SL10: Coach, welcome from Brazil. You finally got the experience of coaching at the World Cup, kindly share the experience with us.
KESHI: Well, it was a good experience that I cherish. It was a good experience for us all, the players, coaches and other staff of the team. It was a nice experience and we experienced the good, the bad, and the ugly.
SL10: So talking about the good, what exactly were they and how do they make you feel?
KESHI: I feel good about the good aspect of the World Cup. And what I mean is the potential in the team that I believe will come really good within the next couple of years. I think they will have a team that will make Nigerians proud and that is if they keep the current crop of players in place and make a very good environment for them. Like I said, I see lots of potential in the team and with the addition of some very good players as well, I believe Nigeria will have a very good team pretty soon.
SL10: That game against France got a lot of people talking and given how it eventually ended, do you think Nigeria would have won it on another day?

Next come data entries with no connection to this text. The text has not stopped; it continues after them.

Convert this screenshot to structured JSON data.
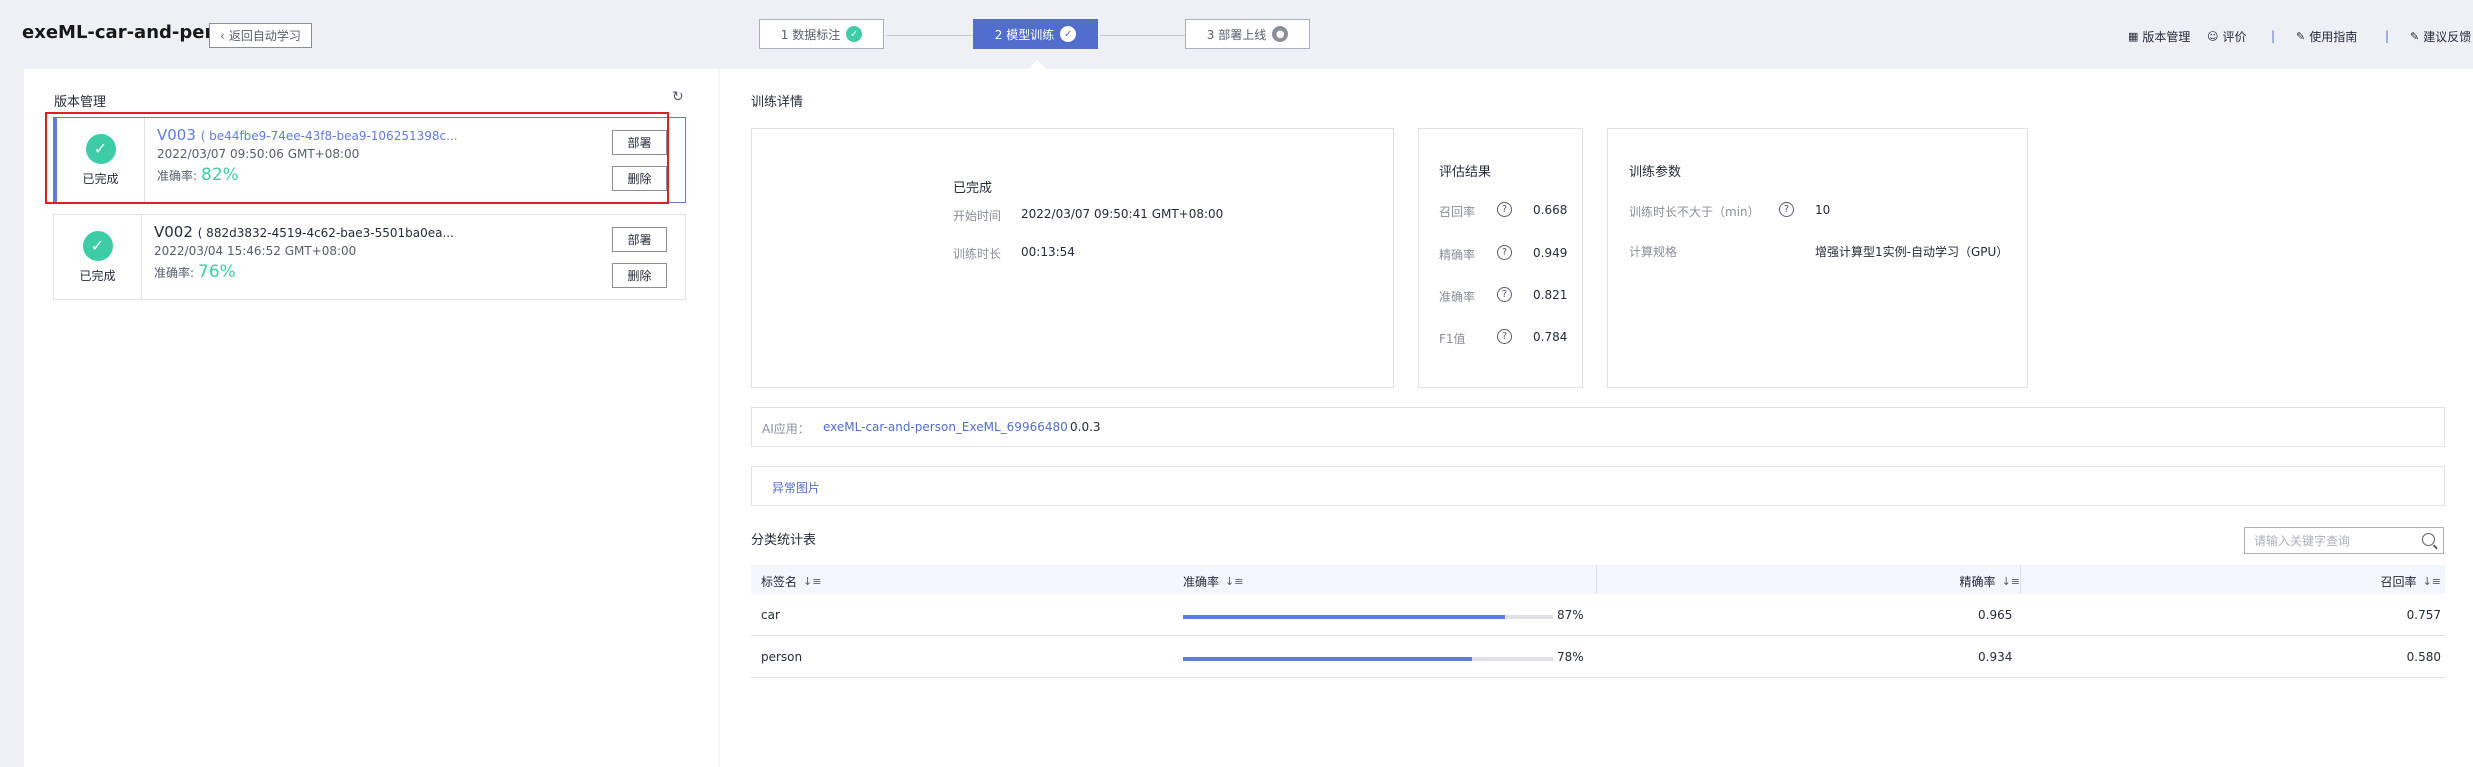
{
  "header": {
    "app_title": "exeML-car-and-person",
    "back_label": "返回自动学习",
    "steps": [
      {
        "label": "1 数据标注",
        "state": "done"
      },
      {
        "label": "2 模型训练",
        "state": "active"
      },
      {
        "label": "3 部署上线",
        "state": "pending"
      }
    ],
    "links": {
      "version_mgmt": "版本管理",
      "rating": "评价",
      "guide": "使用指南",
      "feedback": "建议反馈",
      "separator": "|"
    }
  },
  "versions": {
    "title": "版本管理",
    "items": [
      {
        "name": "V003",
        "id": "( be44fbe9-74ee-43f8-bea9-106251398c...",
        "status": "已完成",
        "date": "2022/03/07 09:50:06 GMT+08:00",
        "acc_label": "准确率:",
        "acc": "82%",
        "deploy": "部署",
        "delete": "删除"
      },
      {
        "name": "V002",
        "id": "( 882d3832-4519-4c62-bae3-5501ba0ea...",
        "status": "已完成",
        "date": "2022/03/04 15:46:52 GMT+08:00",
        "acc_label": "准确率:",
        "acc": "76%",
        "deploy": "部署",
        "delete": "删除"
      }
    ]
  },
  "details": {
    "title": "训练详情",
    "status": "已完成",
    "start_label": "开始时间",
    "start_value": "2022/03/07 09:50:41 GMT+08:00",
    "duration_label": "训练时长",
    "duration_value": "00:13:54"
  },
  "eval": {
    "title": "评估结果",
    "rows": [
      {
        "label": "召回率",
        "value": "0.668"
      },
      {
        "label": "精确率",
        "value": "0.949"
      },
      {
        "label": "准确率",
        "value": "0.821"
      },
      {
        "label": "F1值",
        "value": "0.784"
      }
    ]
  },
  "params": {
    "title": "训练参数",
    "time_label": "训练时长不大于（min）",
    "time_value": "10",
    "spec_label": "计算规格",
    "spec_value": "增强计算型1实例-自动学习（GPU）"
  },
  "ai_app": {
    "label": "AI应用：",
    "link": "exeML-car-and-person_ExeML_69966480",
    "version": "0.0.3"
  },
  "abnormal_label": "异常图片",
  "stats": {
    "title": "分类统计表",
    "search_placeholder": "请输入关键字查询",
    "columns": [
      "标签名",
      "准确率",
      "精确率",
      "召回率"
    ],
    "rows": [
      {
        "name": "car",
        "accuracy": "87%",
        "accuracy_frac": 0.87,
        "precision": "0.965",
        "recall": "0.757"
      },
      {
        "name": "person",
        "accuracy": "78%",
        "accuracy_frac": 0.78,
        "precision": "0.934",
        "recall": "0.580"
      }
    ]
  }
}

KESHI: Yes I think so, especially if the referee had allowed Emenike’s goal to stand. That goal would have lifted the spirits of the players and spurred them on. I thought that goal would have sealed the game but we also have to understand that a lot of the players are quite young and only just played at their first World Cup. And in such cases, you need leaders to push them forward and guide them. So yes, I believe Nigeria would have won that game on another day.
SL10: Coach, you keep mentioning the word ‘them’, does this mean you’re truly leaving because it is being reported that the Nigeria Football Federation already offered you a two year contract?
KESHI: No I haven’t spoken to anyone at the Federation, and I don’t know where such reports are emanating from. Nobody has offered me any contract, I haven’t spoken to anybody, so it’s just the way it is. I have no idea where all these are coming from because I’m even just hearing such for the first time.
SL10: You visited the sports minister, what was the visit about and did you discuss?
KESHI: Oh no, it was nothing, I just went to see him. He’s a friend, and he invited me over to his office so that’s why I went to see him, nothing more. So that’s it, it was just a visit.
SL10: If given a contract offer now, would you be staying?
KESHI: Well I couldn’t say, because a contract is supposed to be between two parties or more. So it’s not like I’ll just sign anything in the name of a contract if offered to me. It has to be suitable and mutually beneficial to both parties. If the offer comes, we will sit down and talk and if there’s something concrete, then we’ll see how it goes.
SL10: So in that case, what exactly do you expect in a new contract offer?
KESHI: Well for starters, my previous contract was never respected isn’t good. Whatever trips I took to visit my family in America, I always paid for which ran contrary to the contract agreement. I was paying one of my assistants (Valere Houandonou) for over a year, my former assistant Sylvanus Okpala was sacked without my consent and those things just never made sense. I mean Nigeria is my country and I love my country, but I’m out of contract now so I have to move on. I have spent over two years as coach of Nigeria, and Nigeria flows in my veins but I just have to move on.
SL10: So does this mean you’re heading to South Africa given their interest…(cuts in)
KESHI: No it’s not just South Africa. I have several offers but it’s South Africa that have been very vocal about their offer, so that’s the way it is.
SL10: So if you get offers from these countries you’re talking about, and also an offer from Nigeria, would you give that special consideration to Nigeria?
KESHI: Well if the Nigeria Football Federation and I agree, why not? There’s a project I’ve started in Nigeria that I would love to finish. So yes, that consideration will be given but if the offer isn’t good enough for me, then I will explore other options and possibly move on to another challenge. It’s always a good thing when you experience other climates.
SL10: Speaking from the heart, do you still really want to continue with the Super Eagles project?
KESHI: Well this isn’t about ‘heart’ anymore. I’ve given my heart to Nigeria, I have done it for the country for years. I played as a captain of the national team for 14years so this isn’t about heart anymore. It’s now about professionalism, I am a professional football coach and that is all I do. I have kids in the university that I have to feed and I can’t do that by ‘heart’. Doing the ‘heart’ thing cannot work anymore, because that isn’t going to put food on my table (laughs).